You'll have about as much success suing Budweiser if you get harmed by a drunk.

Anonymous said...

Wilber asks;

What would be the basis of your cause of action? Or, in other words, under what legal theory would you sue? Negligence? Strict liabilty? Product liability? A constitutional claim?

I'm not a lawyer, I just play one here at Althouse.

If I were to take such an action, I'd probably go off of the Landlords responsibility:

http://www.nolo.com/legal-encyclopedia/landlord-liability-criminal-acts-faq-29060-3.html

Only, the State has a helluva lot more money than any Landlord.

Do you think I'd not be able to find a lawyer who'd want some of that cash?

n.n said...

I hope they bought their carbon credits. The fine and shaming for anthropogenic carbon emissions can be brutal.

Wilbur said...

Eric, good luck with your future lawsuit.

I suspect you'll need it.

Revenant said...

Reason magazine pointed out that the outcome of Oklahoma and Nebraska's actions would be to force Colorado to stop regulating marijuana. They cannot force Colorado to make it illegal, or to use resources cracking down on it. Not even the federal government can do that.

My guess? This is a friendly lawsuit, like the ones environmentalists file against the EPA. The activists file a lawsuit demanding the EPA do something the EPA already wants to do but hasn't been authorized to do by law. Then the EPA "settles" and agrees to do it.

The government of Colorado hates the fact that their citizens wanted this. My guess is they'll "settle" and agree to crack down on marijuana, even though they have no legal right to do so.

Revenant said...

I'd probably go off of the Landlords responsibility:

The state isn't a landlord.

Shootist said...
This comment has been removed by the author.
Bruce Hayden said...

Yeah, the new thing for Colorado travelers is "Driving while having Colorado plates".

Long been the case in Wyoming. Been stopped more than once on I-25 S of Cheyenne, or I-80 west of there purely, it seemed, for having CO plates. One time was picked out of a pack of 8-10 vehicles, with many of them driving faster than I was. Also got similarly nailed in W WY w/Utah plates. First time was maybe 40 years ago, and the most recent was maybe 10 years ago.

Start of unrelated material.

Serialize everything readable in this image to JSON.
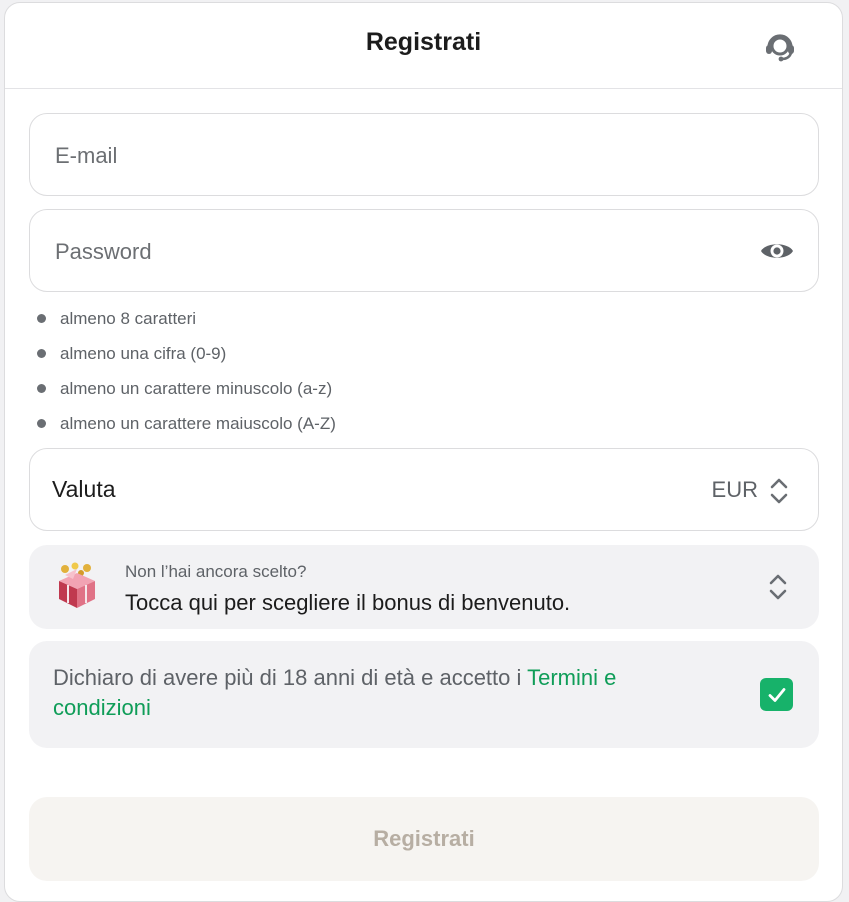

One humorous story was when I was stopped on I-80 by a WY state trooper with expired CO plates. He told me that he was going on coffee break for half an hour, but would then radio along I-80, and if any of his buddies saw me, they would tow my vehicle, leaving me along the side of the road (not good in desolate rural WY). I took the next road S into CO, barely making the half hour deadline, and adding an hour or two to my trip.

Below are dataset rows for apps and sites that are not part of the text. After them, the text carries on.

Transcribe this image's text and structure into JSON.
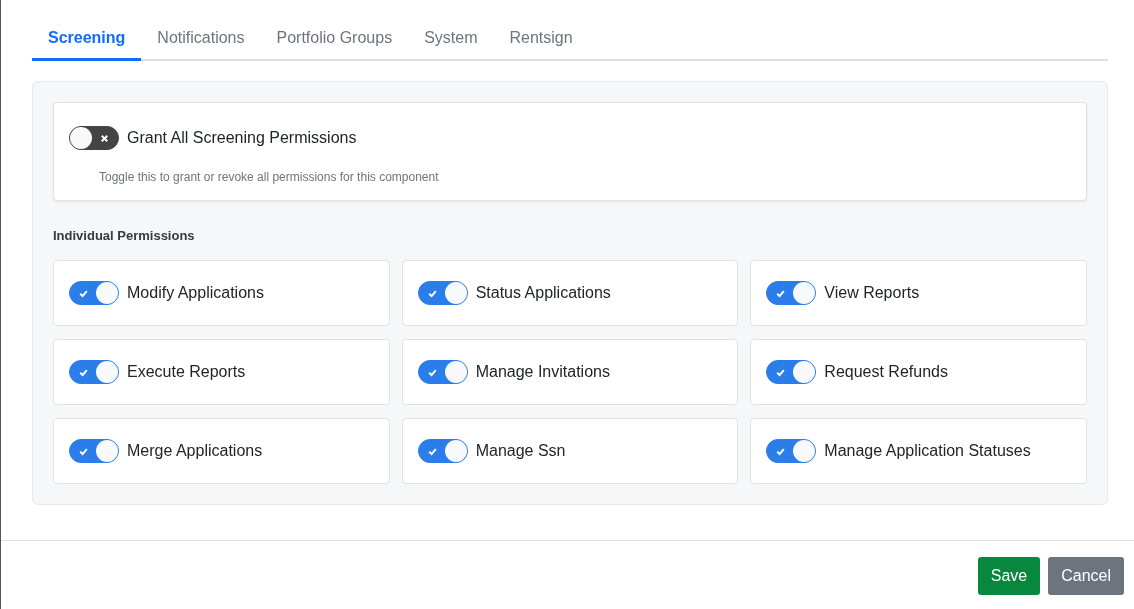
{
  "tabs": [
    {
      "label": "Screening",
      "selected": true
    },
    {
      "label": "Notifications",
      "selected": false
    },
    {
      "label": "Portfolio Groups",
      "selected": false
    },
    {
      "label": "System",
      "selected": false
    },
    {
      "label": "Rentsign",
      "selected": false
    }
  ],
  "grant_all": {
    "label": "Grant All Screening Permissions",
    "on": false,
    "help": "Toggle this to grant or revoke all permissions for this component"
  },
  "section_title": "Individual Permissions",
  "permissions": [
    {
      "label": "Modify Applications",
      "on": true
    },
    {
      "label": "Status Applications",
      "on": true
    },
    {
      "label": "View Reports",
      "on": true
    },
    {
      "label": "Execute Reports",
      "on": true
    },
    {
      "label": "Manage Invitations",
      "on": true
    },
    {
      "label": "Request Refunds",
      "on": true
    },
    {
      "label": "Merge Applications",
      "on": true
    },
    {
      "label": "Manage Ssn",
      "on": true
    },
    {
      "label": "Manage Application Statuses",
      "on": true
    }
  ],
  "buttons": [
    {
      "label": "Save",
      "kind": "primary"
    },
    {
      "label": "Cancel",
      "kind": "secondary"
    }
  ]
}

But they don't always nail CO plates. A friend was the top sergeant of an AF Reserve unit in UT. He drove that stretch of I-80 routinely fairly fast. They would occasionally pull him over with a "hey Sarge, slow it up a bit", and let him go. Never ticketed - they were all apparently former military.

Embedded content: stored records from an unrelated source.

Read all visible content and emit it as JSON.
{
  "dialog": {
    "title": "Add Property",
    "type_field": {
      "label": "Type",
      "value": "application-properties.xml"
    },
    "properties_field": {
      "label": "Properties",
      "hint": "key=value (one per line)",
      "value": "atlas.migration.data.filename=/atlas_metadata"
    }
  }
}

Achilles said...

eric said...
"Telling people they can't smoke pot is not the same as enforcing obvious language in the constitution and in the 14th amendment guaranteeing equal treatment under the law.

Except the Supreme Court has upheld the Federal Drug laws.

Therefore, they are both Federal Laws."

The 14th amendment is an amendment to the constitution. Slightly different than a law.



Achilles said...

eric said...

"It's disgusting to me that suddenly we are ok with States picking and choosing which laws they follow and which they do not."

This results from the federal government passing too many laws.

"It's not going to end well."

Neither is the "War on Drugs." Thankfully it is almost over.

"I promise you this much. If I'm ever harmed here in Washington State by the illegal distribution of Marijuana, facilitated by the State of Washington, I'm going to sue the State, not the person who harmed me."

You can do that. But it would be stupid. You wont lose much money though because your case wont last very long.

Anonymous said...

I was referring to the civil rights act.

Original Mike said...

"I promise you this much. If I'm ever harmed here in Washington State by the illegal distribution of Marijuana, facilitated by the State of Washington, I'm going to sue the State, not the person who harmed me."

I'm sure Washington is quaking in its boots.